GamesRadar ranked it as the 73rd worst game ever made. The staff criticized its excessive difficulty and lack of comicality.[15] IGN ranked Fester's Quest 45th on its Top 100 NES Games list.[16] Fester's Quest has sold one million copies.[17]

Notes[edit]

  1. ^ Nintendo Power gave Fester's Quest two 4.7/5 scores for graphics/sound and theme/fun and two 4.2/5 scores for play control and challenge.[9]

References[edit]

Citations[edit]

  1. ^ "Fester's Quest Release data". GameFAQs. Retrieved 2009-08-30.
  2. ^ Instruction manual 1989, p. 2.
  3. ^ a b c Steve; Ed; Donn; Jim (July 1989). "Fester's Quest". Electronic Gaming Monthly. Vol. 1, no. 2. p. 11.
  4. ^ Instruction manual 1989, pp. 3, 9.
  5. ^ Alan Weiss, Brett. "Fester's Quest". AllGame.

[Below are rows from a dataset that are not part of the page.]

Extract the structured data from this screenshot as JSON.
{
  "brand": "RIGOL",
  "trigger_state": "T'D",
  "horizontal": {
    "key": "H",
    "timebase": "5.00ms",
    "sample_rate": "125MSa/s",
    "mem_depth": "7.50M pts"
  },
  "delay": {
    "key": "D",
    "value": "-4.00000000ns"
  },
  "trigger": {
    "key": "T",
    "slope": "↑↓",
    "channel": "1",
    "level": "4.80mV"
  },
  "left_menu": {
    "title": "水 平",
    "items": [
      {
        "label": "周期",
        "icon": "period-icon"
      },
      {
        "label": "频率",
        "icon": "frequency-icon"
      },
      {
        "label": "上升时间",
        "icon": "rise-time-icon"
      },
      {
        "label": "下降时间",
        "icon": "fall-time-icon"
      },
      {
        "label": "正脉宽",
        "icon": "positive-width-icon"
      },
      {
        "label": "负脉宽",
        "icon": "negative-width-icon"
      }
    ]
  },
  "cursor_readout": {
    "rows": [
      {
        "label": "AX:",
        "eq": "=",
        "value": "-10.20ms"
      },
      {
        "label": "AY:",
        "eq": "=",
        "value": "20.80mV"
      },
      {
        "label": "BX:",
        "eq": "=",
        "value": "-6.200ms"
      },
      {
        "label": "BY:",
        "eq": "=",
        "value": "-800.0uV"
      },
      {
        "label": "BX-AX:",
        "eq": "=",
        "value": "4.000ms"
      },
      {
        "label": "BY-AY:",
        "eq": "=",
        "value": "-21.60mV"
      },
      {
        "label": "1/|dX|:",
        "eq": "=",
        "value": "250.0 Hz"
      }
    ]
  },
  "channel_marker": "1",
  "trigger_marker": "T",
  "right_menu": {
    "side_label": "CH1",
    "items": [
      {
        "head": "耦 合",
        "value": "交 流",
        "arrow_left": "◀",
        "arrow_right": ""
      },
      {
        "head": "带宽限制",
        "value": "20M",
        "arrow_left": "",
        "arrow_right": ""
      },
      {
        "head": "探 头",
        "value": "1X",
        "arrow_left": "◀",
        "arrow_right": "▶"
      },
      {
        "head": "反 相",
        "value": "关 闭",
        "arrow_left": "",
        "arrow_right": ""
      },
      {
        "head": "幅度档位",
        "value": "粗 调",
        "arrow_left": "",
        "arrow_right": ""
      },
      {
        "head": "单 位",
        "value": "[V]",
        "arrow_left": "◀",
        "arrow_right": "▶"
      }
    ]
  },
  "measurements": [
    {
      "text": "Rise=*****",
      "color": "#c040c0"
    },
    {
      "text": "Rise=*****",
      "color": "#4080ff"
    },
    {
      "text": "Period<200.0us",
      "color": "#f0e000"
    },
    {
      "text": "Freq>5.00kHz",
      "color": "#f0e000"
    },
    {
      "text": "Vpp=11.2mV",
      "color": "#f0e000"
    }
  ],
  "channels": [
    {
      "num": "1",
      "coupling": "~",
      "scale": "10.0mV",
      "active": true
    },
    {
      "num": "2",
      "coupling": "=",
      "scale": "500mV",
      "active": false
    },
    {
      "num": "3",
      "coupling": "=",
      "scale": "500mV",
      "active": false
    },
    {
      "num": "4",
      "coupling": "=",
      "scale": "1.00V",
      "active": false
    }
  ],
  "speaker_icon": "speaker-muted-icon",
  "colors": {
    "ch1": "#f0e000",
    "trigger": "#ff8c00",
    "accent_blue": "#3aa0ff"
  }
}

Archived from the original on November 16, 2014. Retrieved October 1, 2020.
  6. ^ a b Glancey, Paul (November 1990). "Fester's Quest".
  7. ^ J.M. Destroy (September 1990). "Fester's Quest". Joystick (in French). No. 8. p. 111.
  8. ^ Griffin, Bryan (October 29, 2010). "Fester's Quest Review (NES)". Nintendo Life. Retrieved October 1, 2020.
  9. ^ "Fester's Quest". Nintendo Power. No. 6. May 1989. pp. 48–49.
  10. ^ Merrett, Steve; Radion Automatic (December 1992). "Fester's Quest". Nintendo Magazine System. No. 3. p. 117.
  11. ^ a b Murdock, Matt (October 1990). "Fester's Quest". Player One (in French). No. 2. p. 59.
  12. ^ James (October 1993). "Fester's Quest". Total!. No. 22. pp. 80–81. Retrieved September 5, 2021.
  13. ^ "A-Z of Games". Super Gamer. No. 4. July 1994. p. 109.
  14. ^ "Fester's Quest". VideoGame (in Latin). Vol. 1, no. 6. August 1991. pp. 24–25.
  15. ^ "The 50 worst games of all time". GamesRadar. 2013-04-15. Retrieved 2013-12-05.
  16. ^ Moriarty, Colin. "45. Fester's Quest". IGN. Ziff Davis. Retrieved 28 November 2016.
  17. ^ Fenris, Kid (30 November 2014). "Interview: Fester's Quest". Kid Fenris. Archived from the original on 28 November 2016. Retrieved 28 November 2016.

Bibliography[edit]

  • Fester's Quest instruction manual. Sunsoft Corporation of America. 1989. pp. 1–13.

External links[edit]